Table of Contents
ISRN Nutrition
Volume 2013, Article ID 714970, 7 pages
Research Article

Irregular Meal Timing Is Associated with Helicobacter pylori Infection and Gastritis

1Dietetics Department, National University Hospital, 5 Lower Kent Ridge Road, Main Building, Level 1, Singapore 119074
2Dietetics and Nutrition Department, Alexandra Hospital, Jurong Health, Level 1, 378 Alexandra Road, Singapore 159964
3Research and Strategic Planning Division, Research and Evaluation Department, Health Promotion Board, 3 Second Hospital Avenue, Singapore 168937
4Department of Gastroenterology and Hepatology, National University Hospital, 5 Lower Kent Ridge Road Tower Block, Level 10, Singapore 119074
5Global Healthcare Practice, KPMG, 16 Raffles Quay No. 22-00, Hong Leong Building, Singapore 048581
6Biostatistics Unit, Clinical Research Centre, Yong Loo Lin School of Medicine, National University of Singapore, Block MD 11, Level 1, Singapore 117597

Received 7 November 2012; Accepted 9 December 2012

Academic Editors: M. S. Buchowski, Y.-H. Chen, and E. Devrim

Copyright © 2013 Su-Lin Lim et al. This is an open access article distributed under the Creative Commons Attribution License, which permits unrestricted use, distribution, and reproduction in any medium, provided the original work is properly cited.

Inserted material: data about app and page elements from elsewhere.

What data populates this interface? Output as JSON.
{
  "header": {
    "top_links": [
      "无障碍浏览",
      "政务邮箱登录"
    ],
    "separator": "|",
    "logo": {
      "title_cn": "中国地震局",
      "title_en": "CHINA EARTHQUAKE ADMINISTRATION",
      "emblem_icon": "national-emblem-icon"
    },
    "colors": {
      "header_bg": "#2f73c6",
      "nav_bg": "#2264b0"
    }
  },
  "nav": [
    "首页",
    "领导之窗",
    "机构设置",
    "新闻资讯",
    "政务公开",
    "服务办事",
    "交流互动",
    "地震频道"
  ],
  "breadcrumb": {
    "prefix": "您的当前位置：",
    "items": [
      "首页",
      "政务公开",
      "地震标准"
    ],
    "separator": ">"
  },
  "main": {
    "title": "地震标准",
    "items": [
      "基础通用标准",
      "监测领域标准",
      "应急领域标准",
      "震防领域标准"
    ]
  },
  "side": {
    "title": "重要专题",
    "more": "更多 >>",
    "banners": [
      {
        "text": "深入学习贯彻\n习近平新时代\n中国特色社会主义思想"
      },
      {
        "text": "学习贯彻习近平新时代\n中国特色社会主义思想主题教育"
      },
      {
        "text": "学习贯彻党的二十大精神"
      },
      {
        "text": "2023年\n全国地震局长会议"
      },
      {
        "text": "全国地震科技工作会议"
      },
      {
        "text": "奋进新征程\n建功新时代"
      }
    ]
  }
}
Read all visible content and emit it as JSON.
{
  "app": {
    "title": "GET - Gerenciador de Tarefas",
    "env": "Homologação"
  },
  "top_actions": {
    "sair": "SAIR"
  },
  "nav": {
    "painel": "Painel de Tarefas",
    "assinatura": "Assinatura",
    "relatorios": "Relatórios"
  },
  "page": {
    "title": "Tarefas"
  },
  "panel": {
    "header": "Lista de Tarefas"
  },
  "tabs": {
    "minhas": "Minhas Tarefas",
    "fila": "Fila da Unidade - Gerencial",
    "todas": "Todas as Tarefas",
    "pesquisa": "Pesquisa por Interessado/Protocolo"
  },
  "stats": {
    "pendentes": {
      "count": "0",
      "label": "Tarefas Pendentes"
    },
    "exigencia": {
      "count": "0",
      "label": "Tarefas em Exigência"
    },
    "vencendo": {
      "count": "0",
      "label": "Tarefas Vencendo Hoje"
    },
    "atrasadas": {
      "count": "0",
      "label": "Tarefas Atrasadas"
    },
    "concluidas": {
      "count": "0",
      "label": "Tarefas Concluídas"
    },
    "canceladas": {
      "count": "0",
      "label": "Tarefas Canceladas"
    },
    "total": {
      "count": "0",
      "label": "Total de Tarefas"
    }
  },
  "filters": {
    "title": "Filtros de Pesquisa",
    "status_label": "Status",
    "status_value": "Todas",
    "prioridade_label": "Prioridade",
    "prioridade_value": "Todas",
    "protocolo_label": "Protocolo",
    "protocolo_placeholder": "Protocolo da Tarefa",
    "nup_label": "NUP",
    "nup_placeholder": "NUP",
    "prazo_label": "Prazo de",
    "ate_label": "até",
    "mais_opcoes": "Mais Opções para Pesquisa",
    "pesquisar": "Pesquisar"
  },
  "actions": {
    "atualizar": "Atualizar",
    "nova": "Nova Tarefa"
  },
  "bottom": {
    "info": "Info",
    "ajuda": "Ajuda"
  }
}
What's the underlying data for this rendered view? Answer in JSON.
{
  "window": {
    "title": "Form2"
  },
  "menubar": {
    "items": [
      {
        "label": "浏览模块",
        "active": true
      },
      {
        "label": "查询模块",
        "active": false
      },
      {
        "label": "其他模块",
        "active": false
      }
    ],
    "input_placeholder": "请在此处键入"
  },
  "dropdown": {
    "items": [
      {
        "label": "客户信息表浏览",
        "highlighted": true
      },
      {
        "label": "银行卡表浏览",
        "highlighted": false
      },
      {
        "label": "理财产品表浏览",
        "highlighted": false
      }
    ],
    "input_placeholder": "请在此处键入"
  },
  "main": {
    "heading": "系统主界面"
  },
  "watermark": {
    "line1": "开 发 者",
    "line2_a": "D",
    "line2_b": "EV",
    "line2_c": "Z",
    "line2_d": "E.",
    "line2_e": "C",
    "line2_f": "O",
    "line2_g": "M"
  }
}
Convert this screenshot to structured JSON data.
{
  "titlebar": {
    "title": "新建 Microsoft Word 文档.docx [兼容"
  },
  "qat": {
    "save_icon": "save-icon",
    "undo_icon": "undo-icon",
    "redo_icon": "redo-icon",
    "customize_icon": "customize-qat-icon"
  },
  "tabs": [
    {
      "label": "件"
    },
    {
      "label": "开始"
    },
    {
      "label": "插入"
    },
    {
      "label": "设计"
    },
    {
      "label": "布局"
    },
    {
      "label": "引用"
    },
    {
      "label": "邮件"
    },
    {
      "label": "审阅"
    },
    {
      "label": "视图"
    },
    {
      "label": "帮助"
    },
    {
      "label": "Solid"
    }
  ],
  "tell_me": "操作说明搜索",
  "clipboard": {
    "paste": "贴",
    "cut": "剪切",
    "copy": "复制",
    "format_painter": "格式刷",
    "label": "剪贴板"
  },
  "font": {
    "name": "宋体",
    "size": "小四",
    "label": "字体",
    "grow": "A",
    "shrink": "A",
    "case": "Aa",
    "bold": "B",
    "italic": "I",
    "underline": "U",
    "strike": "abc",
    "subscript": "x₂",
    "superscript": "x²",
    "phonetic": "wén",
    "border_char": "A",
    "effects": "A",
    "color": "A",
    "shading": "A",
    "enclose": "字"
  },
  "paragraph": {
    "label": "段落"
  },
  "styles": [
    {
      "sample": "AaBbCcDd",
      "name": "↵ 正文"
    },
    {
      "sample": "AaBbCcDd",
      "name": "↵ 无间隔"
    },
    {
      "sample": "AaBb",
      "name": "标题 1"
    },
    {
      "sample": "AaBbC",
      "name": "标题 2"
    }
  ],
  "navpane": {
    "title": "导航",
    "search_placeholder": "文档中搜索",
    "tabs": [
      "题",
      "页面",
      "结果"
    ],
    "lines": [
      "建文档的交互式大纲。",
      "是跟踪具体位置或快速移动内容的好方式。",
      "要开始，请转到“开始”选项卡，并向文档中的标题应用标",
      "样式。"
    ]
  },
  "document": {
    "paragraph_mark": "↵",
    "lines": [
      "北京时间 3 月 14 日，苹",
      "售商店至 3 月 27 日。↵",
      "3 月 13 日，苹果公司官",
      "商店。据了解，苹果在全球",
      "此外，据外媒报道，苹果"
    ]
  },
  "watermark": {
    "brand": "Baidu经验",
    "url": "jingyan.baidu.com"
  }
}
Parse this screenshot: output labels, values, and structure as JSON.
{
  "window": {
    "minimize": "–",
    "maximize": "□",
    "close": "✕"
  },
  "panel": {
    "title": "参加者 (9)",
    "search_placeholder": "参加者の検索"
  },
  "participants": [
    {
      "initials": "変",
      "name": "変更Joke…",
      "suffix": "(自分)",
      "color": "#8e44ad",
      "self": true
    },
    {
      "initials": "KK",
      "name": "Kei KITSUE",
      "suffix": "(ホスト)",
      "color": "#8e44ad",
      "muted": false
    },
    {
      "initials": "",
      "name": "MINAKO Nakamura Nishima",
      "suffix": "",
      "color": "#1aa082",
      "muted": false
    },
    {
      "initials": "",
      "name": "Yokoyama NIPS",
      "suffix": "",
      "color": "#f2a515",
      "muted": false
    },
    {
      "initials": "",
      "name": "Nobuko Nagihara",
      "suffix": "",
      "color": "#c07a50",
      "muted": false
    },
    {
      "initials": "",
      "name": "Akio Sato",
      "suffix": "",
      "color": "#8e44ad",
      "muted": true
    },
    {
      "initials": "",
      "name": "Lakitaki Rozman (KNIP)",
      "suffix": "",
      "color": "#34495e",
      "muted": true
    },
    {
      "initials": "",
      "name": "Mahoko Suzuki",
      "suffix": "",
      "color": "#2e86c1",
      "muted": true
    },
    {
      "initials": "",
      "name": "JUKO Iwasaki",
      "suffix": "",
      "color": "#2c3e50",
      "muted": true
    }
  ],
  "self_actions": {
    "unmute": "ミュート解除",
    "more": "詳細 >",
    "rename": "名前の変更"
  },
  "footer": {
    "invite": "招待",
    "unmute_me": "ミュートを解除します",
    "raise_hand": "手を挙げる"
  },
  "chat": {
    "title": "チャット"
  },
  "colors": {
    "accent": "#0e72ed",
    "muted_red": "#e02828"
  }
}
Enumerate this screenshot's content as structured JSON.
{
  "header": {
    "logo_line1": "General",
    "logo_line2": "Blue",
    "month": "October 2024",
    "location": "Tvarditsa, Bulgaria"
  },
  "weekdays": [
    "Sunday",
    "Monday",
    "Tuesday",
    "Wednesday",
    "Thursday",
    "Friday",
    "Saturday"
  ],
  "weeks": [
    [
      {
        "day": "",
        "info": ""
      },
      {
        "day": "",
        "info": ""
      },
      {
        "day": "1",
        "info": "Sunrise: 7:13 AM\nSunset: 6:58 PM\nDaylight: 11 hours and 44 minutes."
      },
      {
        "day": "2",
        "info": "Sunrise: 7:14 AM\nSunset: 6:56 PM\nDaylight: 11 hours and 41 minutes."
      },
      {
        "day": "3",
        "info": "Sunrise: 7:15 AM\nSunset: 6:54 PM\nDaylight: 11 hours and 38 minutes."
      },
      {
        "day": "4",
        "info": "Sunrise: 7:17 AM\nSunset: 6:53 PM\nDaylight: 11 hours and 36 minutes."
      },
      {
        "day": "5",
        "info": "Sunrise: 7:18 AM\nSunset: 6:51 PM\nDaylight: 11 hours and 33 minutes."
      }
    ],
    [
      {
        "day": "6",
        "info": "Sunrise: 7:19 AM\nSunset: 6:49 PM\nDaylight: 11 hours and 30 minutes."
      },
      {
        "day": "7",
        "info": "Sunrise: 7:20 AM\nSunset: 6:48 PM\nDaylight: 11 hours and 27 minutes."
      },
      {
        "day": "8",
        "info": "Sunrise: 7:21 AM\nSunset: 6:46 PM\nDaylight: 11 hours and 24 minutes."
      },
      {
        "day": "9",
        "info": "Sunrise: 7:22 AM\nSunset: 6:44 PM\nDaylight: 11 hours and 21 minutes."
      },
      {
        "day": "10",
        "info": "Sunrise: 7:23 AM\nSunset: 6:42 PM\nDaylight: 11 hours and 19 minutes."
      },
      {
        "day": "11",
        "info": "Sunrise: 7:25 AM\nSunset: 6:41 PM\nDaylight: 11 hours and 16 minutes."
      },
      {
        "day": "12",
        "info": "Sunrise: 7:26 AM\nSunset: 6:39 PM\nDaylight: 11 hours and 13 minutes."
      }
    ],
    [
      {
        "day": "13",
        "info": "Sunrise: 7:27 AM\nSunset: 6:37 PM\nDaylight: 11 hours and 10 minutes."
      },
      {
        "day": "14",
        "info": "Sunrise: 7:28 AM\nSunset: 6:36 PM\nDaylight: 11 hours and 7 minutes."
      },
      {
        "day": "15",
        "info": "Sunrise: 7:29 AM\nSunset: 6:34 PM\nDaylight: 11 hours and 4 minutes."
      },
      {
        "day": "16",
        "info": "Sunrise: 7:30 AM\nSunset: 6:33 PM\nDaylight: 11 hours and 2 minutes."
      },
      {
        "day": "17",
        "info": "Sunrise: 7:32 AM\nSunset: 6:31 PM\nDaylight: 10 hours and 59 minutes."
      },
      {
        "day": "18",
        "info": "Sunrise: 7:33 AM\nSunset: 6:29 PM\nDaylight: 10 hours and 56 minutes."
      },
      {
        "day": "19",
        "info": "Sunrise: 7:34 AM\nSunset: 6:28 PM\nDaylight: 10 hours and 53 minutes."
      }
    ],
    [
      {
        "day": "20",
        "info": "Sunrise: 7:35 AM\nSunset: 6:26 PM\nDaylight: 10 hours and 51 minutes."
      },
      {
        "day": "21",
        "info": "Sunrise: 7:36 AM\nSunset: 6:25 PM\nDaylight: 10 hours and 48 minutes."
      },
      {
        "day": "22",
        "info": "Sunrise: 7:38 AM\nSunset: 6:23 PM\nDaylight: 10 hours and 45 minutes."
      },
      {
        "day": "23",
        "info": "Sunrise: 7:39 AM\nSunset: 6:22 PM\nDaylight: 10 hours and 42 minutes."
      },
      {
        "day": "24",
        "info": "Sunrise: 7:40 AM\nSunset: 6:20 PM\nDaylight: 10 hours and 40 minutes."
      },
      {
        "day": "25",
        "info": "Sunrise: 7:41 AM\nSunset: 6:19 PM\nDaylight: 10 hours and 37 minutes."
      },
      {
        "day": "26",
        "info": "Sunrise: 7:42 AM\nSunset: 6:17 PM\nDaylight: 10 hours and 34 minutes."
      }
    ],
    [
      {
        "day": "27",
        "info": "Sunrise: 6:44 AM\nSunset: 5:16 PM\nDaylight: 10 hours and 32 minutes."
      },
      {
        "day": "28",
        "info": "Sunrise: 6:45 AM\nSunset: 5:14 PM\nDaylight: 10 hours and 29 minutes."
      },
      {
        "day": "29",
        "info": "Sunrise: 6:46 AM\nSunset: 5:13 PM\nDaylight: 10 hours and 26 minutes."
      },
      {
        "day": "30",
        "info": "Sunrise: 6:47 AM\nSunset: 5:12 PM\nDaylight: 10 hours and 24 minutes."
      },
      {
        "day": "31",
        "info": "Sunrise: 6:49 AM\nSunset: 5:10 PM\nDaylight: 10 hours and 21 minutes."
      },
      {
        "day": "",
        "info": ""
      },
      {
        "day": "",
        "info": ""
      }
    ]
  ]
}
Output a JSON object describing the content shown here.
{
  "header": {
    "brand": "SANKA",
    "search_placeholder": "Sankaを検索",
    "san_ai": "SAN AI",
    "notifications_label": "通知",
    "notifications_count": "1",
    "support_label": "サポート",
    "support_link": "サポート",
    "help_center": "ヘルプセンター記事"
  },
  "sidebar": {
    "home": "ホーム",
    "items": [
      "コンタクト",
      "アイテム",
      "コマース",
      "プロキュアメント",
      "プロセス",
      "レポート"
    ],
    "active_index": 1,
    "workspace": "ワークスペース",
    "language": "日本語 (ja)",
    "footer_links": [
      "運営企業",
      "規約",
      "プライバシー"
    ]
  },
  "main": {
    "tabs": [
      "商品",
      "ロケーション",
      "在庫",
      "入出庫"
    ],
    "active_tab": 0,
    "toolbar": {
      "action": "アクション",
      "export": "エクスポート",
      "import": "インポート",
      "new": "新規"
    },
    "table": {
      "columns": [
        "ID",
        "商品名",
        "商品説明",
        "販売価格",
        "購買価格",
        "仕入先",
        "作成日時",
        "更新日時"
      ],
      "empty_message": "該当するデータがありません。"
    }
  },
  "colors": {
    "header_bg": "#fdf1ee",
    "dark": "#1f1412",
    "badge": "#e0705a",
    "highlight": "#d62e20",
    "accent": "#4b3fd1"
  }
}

Helicobacter pylori (HP) is associated with chronic gastritis and gastric cancer, and more than half of the world’s population is chronically infected. The aim of this retrospective study was to investigate whether an irregular meal pattern is associated with increased risk of gastritis and HP infection. The study involved 323 subjects, divided into three groups as follows: subjects with HP infection and gastritis, subjects with gastritis, and a control group. Subjects were interviewed on eating habits and meal timing. Multivariate logistic regression was used to compare groups. Adjusted odds ratios (OR) were derived controlling for gender, age, stress, and probiotic consumption. Subjects who deviated from their regular meals by 2 hours or more had a significantly higher incidence of HP infection with gastritis (adjusted OR = 13.3; 95% CI 5.3–33.3; ) and gastritis (adjusted OR = 6.1; 95% CI 2.5–15.0; ). Subjects who deviated their meals by 2 hours or more, twice or more per week, had an adjusted OR of 6.3 and 3.5 of acquiring HP infection with gastritis (95% CI 2.6–15.2; ) and gastritis (95% CI 1.5–8.5; ), respectively. Frequent deviation in meal timing over a prolonged period appears associated with increased risk of developing HP infection and gastritis.